» PROBLEM STATEMENT
Could the data below be retyped exactly, without its pictures?

Data records for software interfaces:

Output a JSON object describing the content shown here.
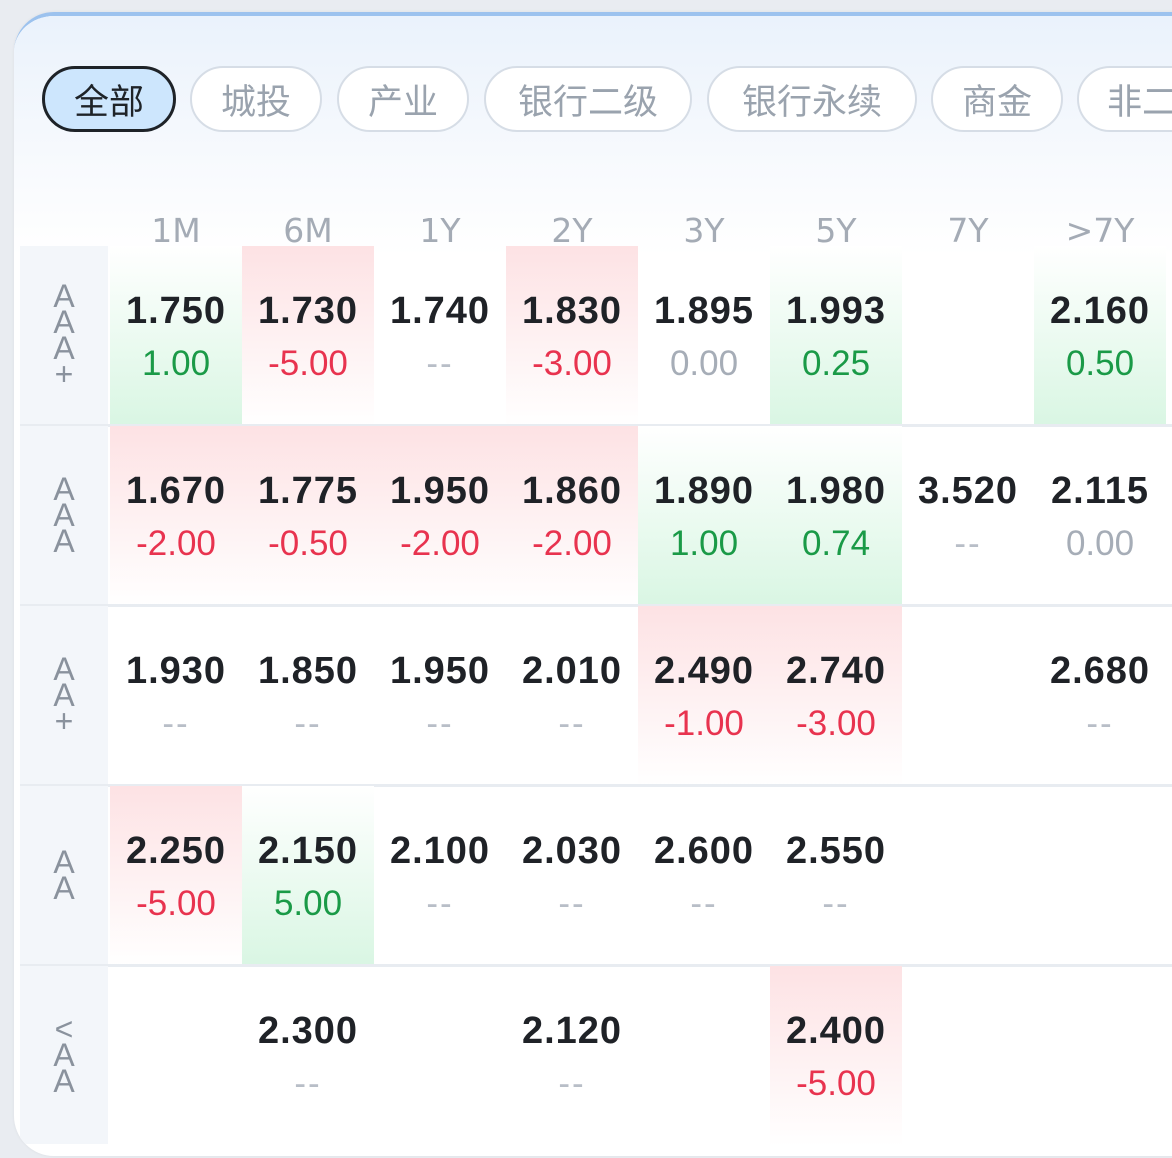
{
  "tabs": [
    {
      "label": "全部",
      "active": true
    },
    {
      "label": "城投",
      "active": false
    },
    {
      "label": "产业",
      "active": false
    },
    {
      "label": "银行二级",
      "active": false
    },
    {
      "label": "银行永续",
      "active": false
    },
    {
      "label": "商金",
      "active": false
    },
    {
      "label": "非二",
      "active": false
    }
  ],
  "columns": [
    "1M",
    "6M",
    "1Y",
    "2Y",
    "3Y",
    "5Y",
    "7Y",
    ">7Y"
  ],
  "rows": [
    {
      "rating": "AAA+",
      "cells": [
        {
          "value": "1.750",
          "change": "1.00",
          "trend": "up"
        },
        {
          "value": "1.730",
          "change": "-5.00",
          "trend": "down"
        },
        {
          "value": "1.740",
          "change": "--",
          "trend": "none"
        },
        {
          "value": "1.830",
          "change": "-3.00",
          "trend": "down"
        },
        {
          "value": "1.895",
          "change": "0.00",
          "trend": "flat"
        },
        {
          "value": "1.993",
          "change": "0.25",
          "trend": "up"
        },
        null,
        {
          "value": "2.160",
          "change": "0.50",
          "trend": "up"
        }
      ]
    },
    {
      "rating": "AAA",
      "cells": [
        {
          "value": "1.670",
          "change": "-2.00",
          "trend": "down"
        },
        {
          "value": "1.775",
          "change": "-0.50",
          "trend": "down"
        },
        {
          "value": "1.950",
          "change": "-2.00",
          "trend": "down"
        },
        {
          "value": "1.860",
          "change": "-2.00",
          "trend": "down"
        },
        {
          "value": "1.890",
          "change": "1.00",
          "trend": "up"
        },
        {
          "value": "1.980",
          "change": "0.74",
          "trend": "up"
        },
        {
          "value": "3.520",
          "change": "--",
          "trend": "none"
        },
        {
          "value": "2.115",
          "change": "0.00",
          "trend": "flat"
        }
      ]
    },
    {
      "rating": "AA+",
      "cells": [
        {
          "value": "1.930",
          "change": "--",
          "trend": "none"
        },
        {
          "value": "1.850",
          "change": "--",
          "trend": "none"
        },
        {
          "value": "1.950",
          "change": "--",
          "trend": "none"
        },
        {
          "value": "2.010",
          "change": "--",
          "trend": "none"
        },
        {
          "value": "2.490",
          "change": "-1.00",
          "trend": "down"
        },
        {
          "value": "2.740",
          "change": "-3.00",
          "trend": "down"
        },
        null,
        {
          "value": "2.680",
          "change": "--",
          "trend": "none"
        }
      ]
    },
    {
      "rating": "AA",
      "cells": [
        {
          "value": "2.250",
          "change": "-5.00",
          "trend": "down"
        },
        {
          "value": "2.150",
          "change": "5.00",
          "trend": "up"
        },
        {
          "value": "2.100",
          "change": "--",
          "trend": "none"
        },
        {
          "value": "2.030",
          "change": "--",
          "trend": "none"
        },
        {
          "value": "2.600",
          "change": "--",
          "trend": "none"
        },
        {
          "value": "2.550",
          "change": "--",
          "trend": "none"
        },
        null,
        null
      ]
    },
    {
      "rating": "<AA",
      "cells": [
        null,
        {
          "value": "2.300",
          "change": "--",
          "trend": "none"
        },
        null,
        {
          "value": "2.120",
          "change": "--",
          "trend": "none"
        },
        null,
        {
          "value": "2.400",
          "change": "-5.00",
          "trend": "down"
        },
        null,
        null
      ]
    }
  ],
  "colors": {
    "up": "#1a9a47",
    "down": "#e8334f",
    "flat": "#a6adb7",
    "active_tab_bg": "#cde6fd",
    "up_bg": "#d9f6e3",
    "down_bg": "#fde2e4"
  }
}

» WRITTEN ANSWER
Output a JSON object describing the content shown here.
{
  "tabs": [
    {
      "label": "全部",
      "active": true
    },
    {
      "label": "城投",
      "active": false
    },
    {
      "label": "产业",
      "active": false
    },
    {
      "label": "银行二级",
      "active": false
    },
    {
      "label": "银行永续",
      "active": false
    },
    {
      "label": "商金",
      "active": false
    },
    {
      "label": "非二",
      "active": false
    }
  ],
  "columns": [
    "1M",
    "6M",
    "1Y",
    "2Y",
    "3Y",
    "5Y",
    "7Y",
    ">7Y"
  ],
  "rows": [
    {
      "rating": "AAA+",
      "cells": [
        {
          "value": "1.750",
          "change": "1.00",
          "trend": "up"
        },
        {
          "value": "1.730",
          "change": "-5.00",
          "trend": "down"
        },
        {
          "value": "1.740",
          "change": "--",
          "trend": "none"
        },
        {
          "value": "1.830",
          "change": "-3.00",
          "trend": "down"
        },
        {
          "value": "1.895",
          "change": "0.00",
          "trend": "flat"
        },
        {
          "value": "1.993",
          "change": "0.25",
          "trend": "up"
        },
        null,
        {
          "value": "2.160",
          "change": "0.50",
          "trend": "up"
        }
      ]
    },
    {
      "rating": "AAA",
      "cells": [
        {
          "value": "1.670",
          "change": "-2.00",
          "trend": "down"
        },
        {
          "value": "1.775",
          "change": "-0.50",
          "trend": "down"
        },
        {
          "value": "1.950",
          "change": "-2.00",
          "trend": "down"
        },
        {
          "value": "1.860",
          "change": "-2.00",
          "trend": "down"
        },
        {
          "value": "1.890",
          "change": "1.00",
          "trend": "up"
        },
        {
          "value": "1.980",
          "change": "0.74",
          "trend": "up"
        },
        {
          "value": "3.520",
          "change": "--",
          "trend": "none"
        },
        {
          "value": "2.115",
          "change": "0.00",
          "trend": "flat"
        }
      ]
    },
    {
      "rating": "AA+",
      "cells": [
        {
          "value": "1.930",
          "change": "--",
          "trend": "none"
        },
        {
          "value": "1.850",
          "change": "--",
          "trend": "none"
        },
        {
          "value": "1.950",
          "change": "--",
          "trend": "none"
        },
        {
          "value": "2.010",
          "change": "--",
          "trend": "none"
        },
        {
          "value": "2.490",
          "change": "-1.00",
          "trend": "down"
        },
        {
          "value": "2.740",
          "change": "-3.00",
          "trend": "down"
        },
        null,
        {
          "value": "2.680",
          "change": "--",
          "trend": "none"
        }
      ]
    },
    {
      "rating": "AA",
      "cells": [
        {
          "value": "2.250",
          "change": "-5.00",
          "trend": "down"
        },
        {
          "value": "2.150",
          "change": "5.00",
          "trend": "up"
        },
        {
          "value": "2.100",
          "change": "--",
          "trend": "none"
        },
        {
          "value": "2.030",
          "change": "--",
          "trend": "none"
        },
        {
          "value": "2.600",
          "change": "--",
          "trend": "none"
        },
        {
          "value": "2.550",
          "change": "--",
          "trend": "none"
        },
        null,
        null
      ]
    },
    {
      "rating": "<AA",
      "cells": [
        null,
        {
          "value": "2.300",
          "change": "--",
          "trend": "none"
        },
        null,
        {
          "value": "2.120",
          "change": "--",
          "trend": "none"
        },
        null,
        {
          "value": "2.400",
          "change": "-5.00",
          "trend": "down"
        },
        null,
        null
      ]
    }
  ],
  "colors": {
    "up": "#1a9a47",
    "down": "#e8334f",
    "flat": "#a6adb7",
    "active_tab_bg": "#cde6fd",
    "up_bg": "#d9f6e3",
    "down_bg": "#fde2e4"
  }
}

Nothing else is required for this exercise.